In the court’s dismissal of the employee’s ADA claim, it stated, "pregnancy and related medical conditions do not, absent unusual circumstances, constitute a `physical impairment' under the ADA." The court further explained that a plaintiff alleging a pregnancy-related disability under the ADA cannot merely state that she is pregnant and her doctor has imposed a restriction. Instead, she would need to claim that she was pregnant and had a related physical or mental impairment to satisfy her initial burden in bringing a claim under the ADA. LaCount v. South Lewis SH OPCO, LLC, Case No. 16-CV-0545-CVE-TLW (N.D. Okla. May 5, 2017). The EEOC lists gestational diabetes or preeclampsia, a condition characterized by pregnancy-induced hypertension and protein in the urine, as examples of pregnancy-related impairments which might be considered disabilities under the ADA. It is when unusual circumstances such as these which trigger the employer’s obligation to provide reasonable accommodation for a disability related to pregnancy, unless doing so would place an undue hardship on the employer.
The court ultimately dismissed the employee’s pregnancy discrimination claim as well, finding that the employee did not sufficiently allege that she was treated differently because of her pregnancy.

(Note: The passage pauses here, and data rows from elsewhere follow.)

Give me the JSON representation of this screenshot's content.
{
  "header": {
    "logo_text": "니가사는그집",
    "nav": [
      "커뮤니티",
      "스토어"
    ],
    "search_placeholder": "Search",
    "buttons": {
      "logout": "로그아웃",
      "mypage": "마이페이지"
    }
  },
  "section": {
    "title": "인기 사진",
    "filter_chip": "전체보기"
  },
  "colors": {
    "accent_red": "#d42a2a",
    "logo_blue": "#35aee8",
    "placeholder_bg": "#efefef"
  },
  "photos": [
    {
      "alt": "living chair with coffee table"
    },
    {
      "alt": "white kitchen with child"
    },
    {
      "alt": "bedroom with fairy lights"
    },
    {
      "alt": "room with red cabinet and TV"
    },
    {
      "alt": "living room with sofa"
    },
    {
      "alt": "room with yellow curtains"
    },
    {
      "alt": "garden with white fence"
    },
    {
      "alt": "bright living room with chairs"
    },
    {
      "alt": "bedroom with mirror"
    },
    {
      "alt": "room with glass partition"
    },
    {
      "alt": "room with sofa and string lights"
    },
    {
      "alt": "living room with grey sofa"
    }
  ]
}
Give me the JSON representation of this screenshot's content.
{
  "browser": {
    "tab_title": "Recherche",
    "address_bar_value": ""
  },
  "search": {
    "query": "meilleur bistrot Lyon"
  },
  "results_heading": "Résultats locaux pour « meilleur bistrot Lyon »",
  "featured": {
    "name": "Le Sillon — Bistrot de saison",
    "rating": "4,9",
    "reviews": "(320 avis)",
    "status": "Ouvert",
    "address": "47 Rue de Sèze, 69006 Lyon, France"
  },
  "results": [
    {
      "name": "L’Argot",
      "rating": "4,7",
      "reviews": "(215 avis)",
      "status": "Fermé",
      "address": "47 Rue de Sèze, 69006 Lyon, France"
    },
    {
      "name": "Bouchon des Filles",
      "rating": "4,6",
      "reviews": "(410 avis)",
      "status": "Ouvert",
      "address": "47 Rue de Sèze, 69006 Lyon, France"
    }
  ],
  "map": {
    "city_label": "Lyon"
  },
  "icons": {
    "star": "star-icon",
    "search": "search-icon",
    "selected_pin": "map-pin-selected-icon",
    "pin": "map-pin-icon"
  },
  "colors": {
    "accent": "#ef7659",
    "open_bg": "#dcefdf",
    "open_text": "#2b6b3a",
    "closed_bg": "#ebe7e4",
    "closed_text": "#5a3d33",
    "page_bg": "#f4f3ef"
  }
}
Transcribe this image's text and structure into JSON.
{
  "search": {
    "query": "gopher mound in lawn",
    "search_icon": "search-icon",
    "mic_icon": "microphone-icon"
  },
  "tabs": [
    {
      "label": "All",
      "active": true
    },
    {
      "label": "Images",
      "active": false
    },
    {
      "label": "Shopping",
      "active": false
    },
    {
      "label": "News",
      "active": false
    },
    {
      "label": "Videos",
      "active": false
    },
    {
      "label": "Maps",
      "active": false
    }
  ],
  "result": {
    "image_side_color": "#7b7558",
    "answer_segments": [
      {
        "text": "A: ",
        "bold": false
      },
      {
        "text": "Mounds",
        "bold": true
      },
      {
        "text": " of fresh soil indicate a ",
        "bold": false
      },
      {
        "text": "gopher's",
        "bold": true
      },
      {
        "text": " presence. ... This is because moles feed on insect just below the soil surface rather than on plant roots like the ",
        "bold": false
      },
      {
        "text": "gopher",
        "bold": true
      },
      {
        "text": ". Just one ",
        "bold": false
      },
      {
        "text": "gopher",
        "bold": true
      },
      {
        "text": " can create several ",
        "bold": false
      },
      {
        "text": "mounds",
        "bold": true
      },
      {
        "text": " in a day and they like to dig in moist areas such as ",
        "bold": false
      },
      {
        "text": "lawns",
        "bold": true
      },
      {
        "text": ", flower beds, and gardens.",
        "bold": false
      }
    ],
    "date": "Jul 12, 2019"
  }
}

Although the employer placed the employee on medical leave after being informed of the pregnancy and weight restriction, the court stated that her “allegations could support an inference that she was placed on medical leave due to a lifting restriction, but there are no allegations tending to suggest that plaintiff was treated differently than other similarly situated employees.” The employee did state that she was treated differently than employees who were disabled however, as the court established, the employee was not actually disabled as a result of her pregnancy.
The employee in this case, like many employee-plaintiffs, cited to her employer’s handbook in an attempt to substantiate her claims. Although the court found that the employer’s policies, alone, did not show discrimination, employers are nonetheless encouraged to consult with a labor and employment attorney and ensure its policies are in compliance with applicable laws.